■ What you have to do
Go line by line through the data below and count those that hold "Timing". Return only the number.

■ Entries supplied
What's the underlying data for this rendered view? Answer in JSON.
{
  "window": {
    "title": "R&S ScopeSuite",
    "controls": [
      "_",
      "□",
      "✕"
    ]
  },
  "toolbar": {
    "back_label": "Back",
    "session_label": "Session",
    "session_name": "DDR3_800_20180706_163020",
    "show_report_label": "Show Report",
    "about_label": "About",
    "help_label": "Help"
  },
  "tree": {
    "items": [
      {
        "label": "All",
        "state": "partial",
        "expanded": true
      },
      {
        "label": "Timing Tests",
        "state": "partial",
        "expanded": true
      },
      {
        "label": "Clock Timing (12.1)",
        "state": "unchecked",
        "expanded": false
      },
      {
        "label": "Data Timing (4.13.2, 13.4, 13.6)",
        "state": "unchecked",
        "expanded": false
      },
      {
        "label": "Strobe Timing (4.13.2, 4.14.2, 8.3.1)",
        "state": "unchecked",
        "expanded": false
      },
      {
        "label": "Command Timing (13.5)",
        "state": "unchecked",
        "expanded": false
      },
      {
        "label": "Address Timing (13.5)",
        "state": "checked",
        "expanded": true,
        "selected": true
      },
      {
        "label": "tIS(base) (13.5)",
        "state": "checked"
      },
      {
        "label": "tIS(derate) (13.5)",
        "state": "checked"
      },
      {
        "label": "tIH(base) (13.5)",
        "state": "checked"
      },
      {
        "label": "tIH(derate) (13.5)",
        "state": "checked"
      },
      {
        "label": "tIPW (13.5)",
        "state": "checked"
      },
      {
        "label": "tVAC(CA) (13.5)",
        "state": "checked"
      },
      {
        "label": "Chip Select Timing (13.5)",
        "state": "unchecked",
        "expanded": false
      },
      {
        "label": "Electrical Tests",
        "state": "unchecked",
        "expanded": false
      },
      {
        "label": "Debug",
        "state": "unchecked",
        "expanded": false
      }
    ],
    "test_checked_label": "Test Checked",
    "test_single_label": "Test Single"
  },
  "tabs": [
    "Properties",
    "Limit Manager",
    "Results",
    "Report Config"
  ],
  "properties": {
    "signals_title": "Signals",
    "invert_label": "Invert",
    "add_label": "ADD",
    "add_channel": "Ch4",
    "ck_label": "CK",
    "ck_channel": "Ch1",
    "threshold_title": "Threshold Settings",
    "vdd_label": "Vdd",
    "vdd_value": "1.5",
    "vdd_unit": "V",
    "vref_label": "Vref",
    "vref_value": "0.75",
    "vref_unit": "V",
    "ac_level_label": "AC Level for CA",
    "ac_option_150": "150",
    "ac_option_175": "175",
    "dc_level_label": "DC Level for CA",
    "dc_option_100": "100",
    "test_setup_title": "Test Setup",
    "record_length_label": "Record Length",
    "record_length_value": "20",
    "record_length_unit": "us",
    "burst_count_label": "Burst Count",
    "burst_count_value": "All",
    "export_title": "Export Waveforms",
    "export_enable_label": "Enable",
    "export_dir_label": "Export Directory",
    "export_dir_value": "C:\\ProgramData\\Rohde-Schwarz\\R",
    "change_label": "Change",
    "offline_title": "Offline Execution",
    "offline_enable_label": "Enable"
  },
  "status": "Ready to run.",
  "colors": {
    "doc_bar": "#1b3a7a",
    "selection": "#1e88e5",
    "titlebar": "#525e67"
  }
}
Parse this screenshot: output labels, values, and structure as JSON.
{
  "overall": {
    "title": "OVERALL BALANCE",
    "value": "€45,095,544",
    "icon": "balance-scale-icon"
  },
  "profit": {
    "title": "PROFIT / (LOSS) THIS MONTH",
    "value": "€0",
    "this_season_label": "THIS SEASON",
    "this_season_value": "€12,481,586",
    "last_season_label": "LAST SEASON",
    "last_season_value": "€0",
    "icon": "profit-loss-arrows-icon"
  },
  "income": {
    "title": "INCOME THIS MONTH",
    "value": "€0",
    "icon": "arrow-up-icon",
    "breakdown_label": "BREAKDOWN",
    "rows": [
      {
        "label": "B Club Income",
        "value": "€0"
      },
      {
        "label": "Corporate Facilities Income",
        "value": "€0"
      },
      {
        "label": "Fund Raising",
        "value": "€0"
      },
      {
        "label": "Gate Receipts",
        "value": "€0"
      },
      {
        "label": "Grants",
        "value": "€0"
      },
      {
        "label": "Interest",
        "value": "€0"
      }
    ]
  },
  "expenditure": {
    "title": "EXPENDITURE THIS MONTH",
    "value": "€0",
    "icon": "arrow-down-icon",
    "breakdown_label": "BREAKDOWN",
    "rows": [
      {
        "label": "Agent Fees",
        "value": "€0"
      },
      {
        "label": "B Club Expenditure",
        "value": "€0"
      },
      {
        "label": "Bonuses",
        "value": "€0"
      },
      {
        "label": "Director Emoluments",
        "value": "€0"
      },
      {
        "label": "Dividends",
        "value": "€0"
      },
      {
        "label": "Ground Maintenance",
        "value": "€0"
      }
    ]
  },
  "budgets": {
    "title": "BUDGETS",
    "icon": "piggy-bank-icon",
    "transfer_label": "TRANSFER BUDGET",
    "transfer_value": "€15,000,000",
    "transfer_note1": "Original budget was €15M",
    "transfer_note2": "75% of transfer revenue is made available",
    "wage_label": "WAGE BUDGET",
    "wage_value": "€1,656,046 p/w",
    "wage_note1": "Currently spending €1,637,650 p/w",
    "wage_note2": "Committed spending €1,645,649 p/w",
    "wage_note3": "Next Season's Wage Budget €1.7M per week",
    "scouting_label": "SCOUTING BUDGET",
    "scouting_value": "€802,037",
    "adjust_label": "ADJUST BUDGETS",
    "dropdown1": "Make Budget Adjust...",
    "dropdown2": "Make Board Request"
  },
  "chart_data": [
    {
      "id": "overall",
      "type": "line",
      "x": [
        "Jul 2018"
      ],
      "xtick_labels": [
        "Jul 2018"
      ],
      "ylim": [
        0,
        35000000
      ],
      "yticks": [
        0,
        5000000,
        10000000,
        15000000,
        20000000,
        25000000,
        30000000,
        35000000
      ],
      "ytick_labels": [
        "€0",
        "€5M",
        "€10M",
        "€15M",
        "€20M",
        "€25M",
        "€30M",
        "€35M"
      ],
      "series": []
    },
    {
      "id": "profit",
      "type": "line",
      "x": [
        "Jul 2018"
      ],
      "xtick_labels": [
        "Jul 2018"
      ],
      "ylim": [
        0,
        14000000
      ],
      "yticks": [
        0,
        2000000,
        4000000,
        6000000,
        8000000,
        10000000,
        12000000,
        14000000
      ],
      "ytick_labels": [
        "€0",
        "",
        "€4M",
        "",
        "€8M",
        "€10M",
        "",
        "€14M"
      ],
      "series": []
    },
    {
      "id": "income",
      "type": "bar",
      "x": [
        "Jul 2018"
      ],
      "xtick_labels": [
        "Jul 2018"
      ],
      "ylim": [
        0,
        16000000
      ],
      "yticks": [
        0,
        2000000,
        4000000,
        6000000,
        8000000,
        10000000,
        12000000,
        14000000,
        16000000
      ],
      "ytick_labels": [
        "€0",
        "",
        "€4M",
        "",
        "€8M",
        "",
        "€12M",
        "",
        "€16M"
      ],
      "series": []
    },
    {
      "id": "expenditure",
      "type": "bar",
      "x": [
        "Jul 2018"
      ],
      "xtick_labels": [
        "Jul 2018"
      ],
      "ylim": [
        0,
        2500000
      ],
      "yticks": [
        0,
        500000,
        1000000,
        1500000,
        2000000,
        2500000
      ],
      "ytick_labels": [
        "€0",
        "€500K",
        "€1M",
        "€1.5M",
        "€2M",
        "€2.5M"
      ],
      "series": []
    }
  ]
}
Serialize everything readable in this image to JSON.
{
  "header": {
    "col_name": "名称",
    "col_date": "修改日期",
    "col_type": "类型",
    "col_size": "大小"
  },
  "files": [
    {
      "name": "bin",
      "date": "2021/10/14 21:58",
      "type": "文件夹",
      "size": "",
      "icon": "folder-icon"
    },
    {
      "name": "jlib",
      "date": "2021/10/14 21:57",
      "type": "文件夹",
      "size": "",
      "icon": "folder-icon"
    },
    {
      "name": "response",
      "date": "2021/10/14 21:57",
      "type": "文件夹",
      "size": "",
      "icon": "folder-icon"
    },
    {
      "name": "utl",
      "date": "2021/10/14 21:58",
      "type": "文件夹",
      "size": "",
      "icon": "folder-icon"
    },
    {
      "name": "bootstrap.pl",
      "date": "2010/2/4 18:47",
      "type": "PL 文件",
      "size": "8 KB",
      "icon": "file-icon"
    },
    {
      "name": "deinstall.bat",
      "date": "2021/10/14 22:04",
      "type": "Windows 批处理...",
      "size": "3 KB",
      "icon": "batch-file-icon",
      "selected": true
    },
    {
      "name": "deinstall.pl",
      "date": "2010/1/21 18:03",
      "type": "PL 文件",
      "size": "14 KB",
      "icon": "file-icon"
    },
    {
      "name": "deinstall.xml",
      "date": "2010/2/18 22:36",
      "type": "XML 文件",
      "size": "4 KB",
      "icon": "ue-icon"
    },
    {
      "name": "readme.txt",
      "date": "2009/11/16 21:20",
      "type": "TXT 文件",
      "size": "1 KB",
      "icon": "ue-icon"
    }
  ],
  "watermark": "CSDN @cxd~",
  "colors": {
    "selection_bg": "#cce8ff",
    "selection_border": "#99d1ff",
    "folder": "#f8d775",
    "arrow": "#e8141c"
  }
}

■ Exercise answer
7